Martinez said the VA will continue to serve the Keecorp route with substitute drivers and vehicles until the VA regional office in Long Beach reaches a solution. The Sun's calls to VA officials in Long Beach were not immediately returned.
"I suppose I am being painted as the bad guy in all of this," Kee said. "I am very regretful that as a small disadvantaged business I was forced to take this measure."
Keecorp also operates airport shuttle buses and contract bus service in Salt Lake City and Ogden, and runs shuttles to Utah ski resorts.
In Las Vegas, Keecorp ran a shuttle route with stops at the VA North Clinic, 916 W. Owens Ave.; VA West, 630 S. Rancho Drive; VA East, 3131 La Canada St.; VA Southwest, 4187 S. Pecos Road; and the Mike O'Callaghan Federal Hospital at Nellis Air Force Base.
Those sites each have specialty services not available at all of the area's 13 VA satellite clinics.

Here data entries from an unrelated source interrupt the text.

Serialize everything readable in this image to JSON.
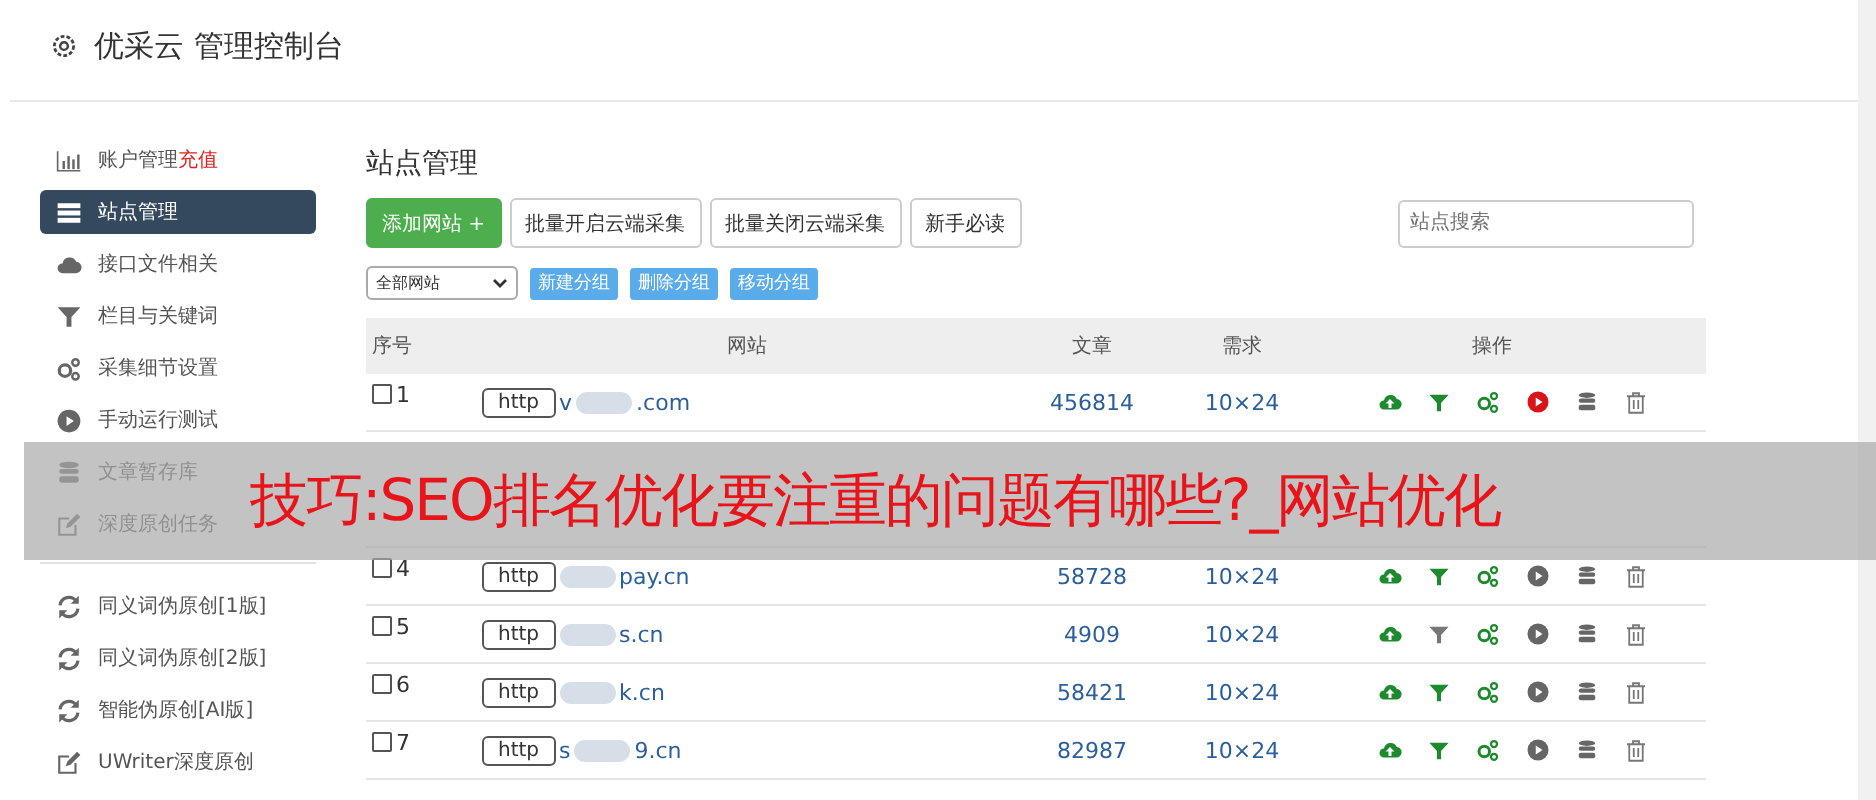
{
  "header": {
    "title": "优采云 管理控制台"
  },
  "sidebar": {
    "items": [
      {
        "label": "账户管理",
        "badge": "充值",
        "kind": "chart",
        "selected": false
      },
      {
        "label": "站点管理",
        "kind": "list",
        "selected": true
      },
      {
        "label": "接口文件相关",
        "kind": "cloud",
        "selected": false
      },
      {
        "label": "栏目与关键词",
        "kind": "filter",
        "selected": false
      },
      {
        "label": "采集细节设置",
        "kind": "gears",
        "selected": false
      },
      {
        "label": "手动运行测试",
        "kind": "play",
        "selected": false
      },
      {
        "label": "文章暂存库",
        "kind": "db",
        "selected": false
      },
      {
        "label": "深度原创任务",
        "kind": "edit",
        "selected": false,
        "divider_after": true
      },
      {
        "label": "同义词伪原创[1版]",
        "kind": "sync",
        "selected": false
      },
      {
        "label": "同义词伪原创[2版]",
        "kind": "sync",
        "selected": false
      },
      {
        "label": "智能伪原创[AI版]",
        "kind": "sync",
        "selected": false
      },
      {
        "label": "UWriter深度原创",
        "kind": "edit",
        "selected": false
      }
    ]
  },
  "main": {
    "title": "站点管理",
    "buttons": [
      {
        "label": "添加网站 +",
        "kind": "primary"
      },
      {
        "label": "批量开启云端采集",
        "kind": "default"
      },
      {
        "label": "批量关闭云端采集",
        "kind": "default"
      },
      {
        "label": "新手必读",
        "kind": "default"
      }
    ],
    "search": {
      "placeholder": "站点搜索"
    },
    "group_select": {
      "value": "全部网站"
    },
    "group_buttons": [
      "新建分组",
      "删除分组",
      "移动分组"
    ],
    "table": {
      "columns": [
        "序号",
        "网站",
        "文章",
        "需求",
        "操作"
      ],
      "rows": [
        {
          "no": "1",
          "checked": false,
          "scheme": "http",
          "url_start": "v",
          "url_end": ".com",
          "articles": "456814",
          "demand": "10×24",
          "filter": true,
          "running": true
        },
        {
          "no": "4",
          "checked": false,
          "scheme": "http",
          "url_start": "",
          "url_end": "pay.cn",
          "articles": "58728",
          "demand": "10×24",
          "filter": true,
          "running": false
        },
        {
          "no": "5",
          "checked": false,
          "scheme": "http",
          "url_start": "",
          "url_end": "s.cn",
          "articles": "4909",
          "demand": "10×24",
          "filter": false,
          "running": false
        },
        {
          "no": "6",
          "checked": false,
          "scheme": "http",
          "url_start": "",
          "url_end": "k.cn",
          "articles": "58421",
          "demand": "10×24",
          "filter": true,
          "running": false
        },
        {
          "no": "7",
          "checked": false,
          "scheme": "http",
          "url_start": "s",
          "url_end": "9.cn",
          "articles": "82987",
          "demand": "10×24",
          "filter": true,
          "running": false
        }
      ]
    }
  },
  "banner": {
    "text": "技巧:SEO排名优化要注重的问题有哪些?_网站优化"
  }
}
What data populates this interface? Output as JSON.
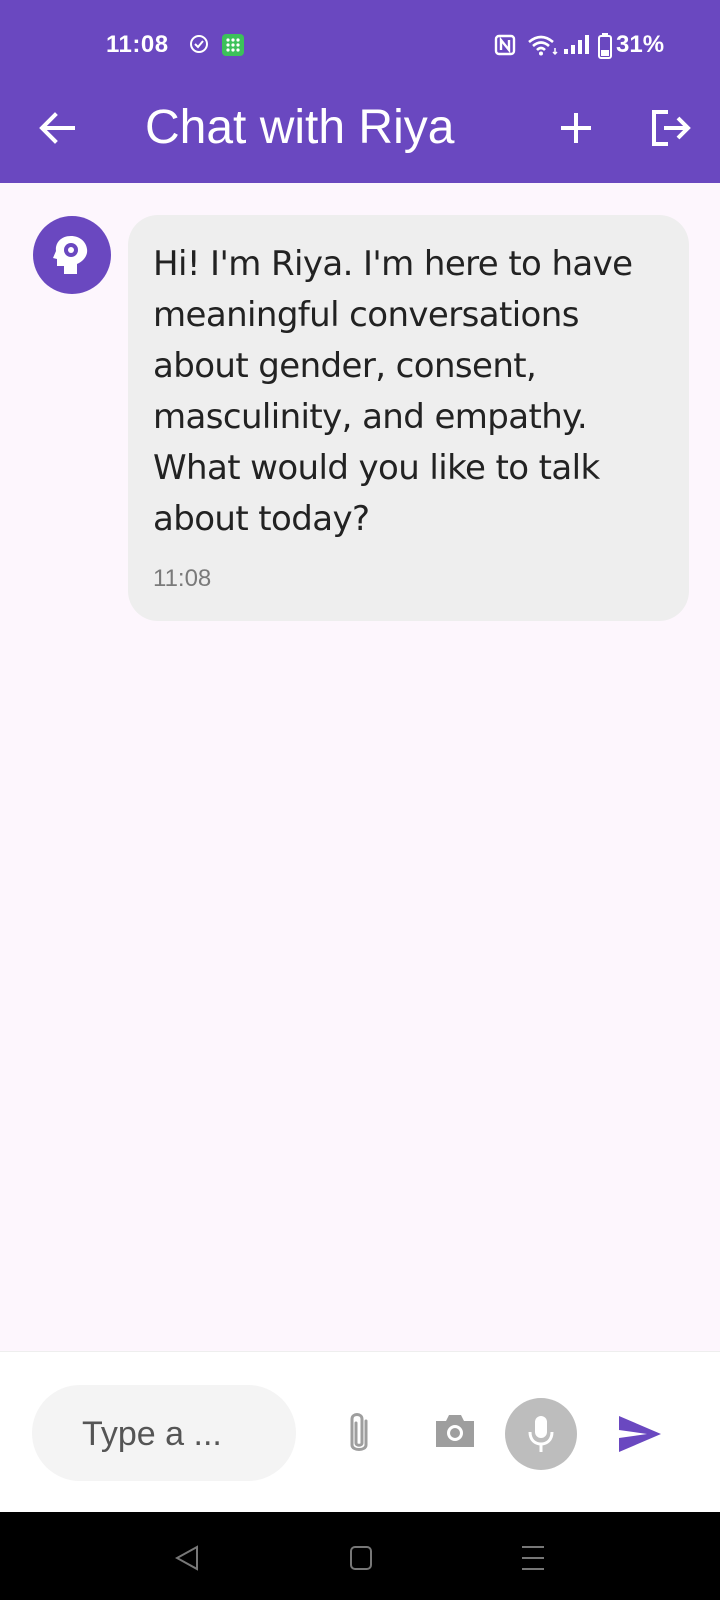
{
  "status_bar": {
    "time": "11:08",
    "battery": "31%"
  },
  "header": {
    "title": "Chat with Riya",
    "icons": {
      "back": "arrow-left-icon",
      "new_chat": "plus-icon",
      "logout": "logout-icon"
    }
  },
  "messages": [
    {
      "sender_icon": "psychology-head-icon",
      "text": "Hi! I'm Riya. I'm here to have meaningful conversations about gender, consent, masculinity, and empathy. What would you like to talk about today?",
      "time": "11:08"
    }
  ],
  "composer": {
    "placeholder": "Type a ...",
    "icons": [
      "paperclip-icon",
      "camera-icon",
      "microphone-icon",
      "send-icon"
    ]
  },
  "colors": {
    "primary": "#6a48c0",
    "background": "#fdf6fd",
    "bubble": "#eeeeee",
    "mic_button": "#bdbdbd"
  }
}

Fisher and other veterans often schedule treatments at different clinics on the same day for the sake of convenience, and rely on the shuttle .
Ke ecorp did not provide a home-to-clinic service.
Other local veterans say, given the VA's not-so-glowing track record, they do not doubt that a small shuttle vendor business was shortchanged.
"The VA should have seen this coming and should have done a better job warning veterans," Steve Wilson, 60, a Vietnam Army veteran said outside of the VA East Clinic on Monday.
He and his brother Bill said , last Friday afternoon , they saw a regular shuttle user trying to bum a ride at another clinic when the shuttle didn't show .
"The guy was obviously stranded," said Bill Wilson, 69, an Air Force veteran . "He just seemed so lost."
Al Dotson, a Navy veteran from Pahrump who also was at VA East on Monday, said allowing such a vital service to be lost for alleged lack of payment is typical of the VA .
"Their attitude is that we should be grateful and not complain about things like this because we get so many services for free," Dotson said. "The problem with that is these things are not free. We earned them long ago."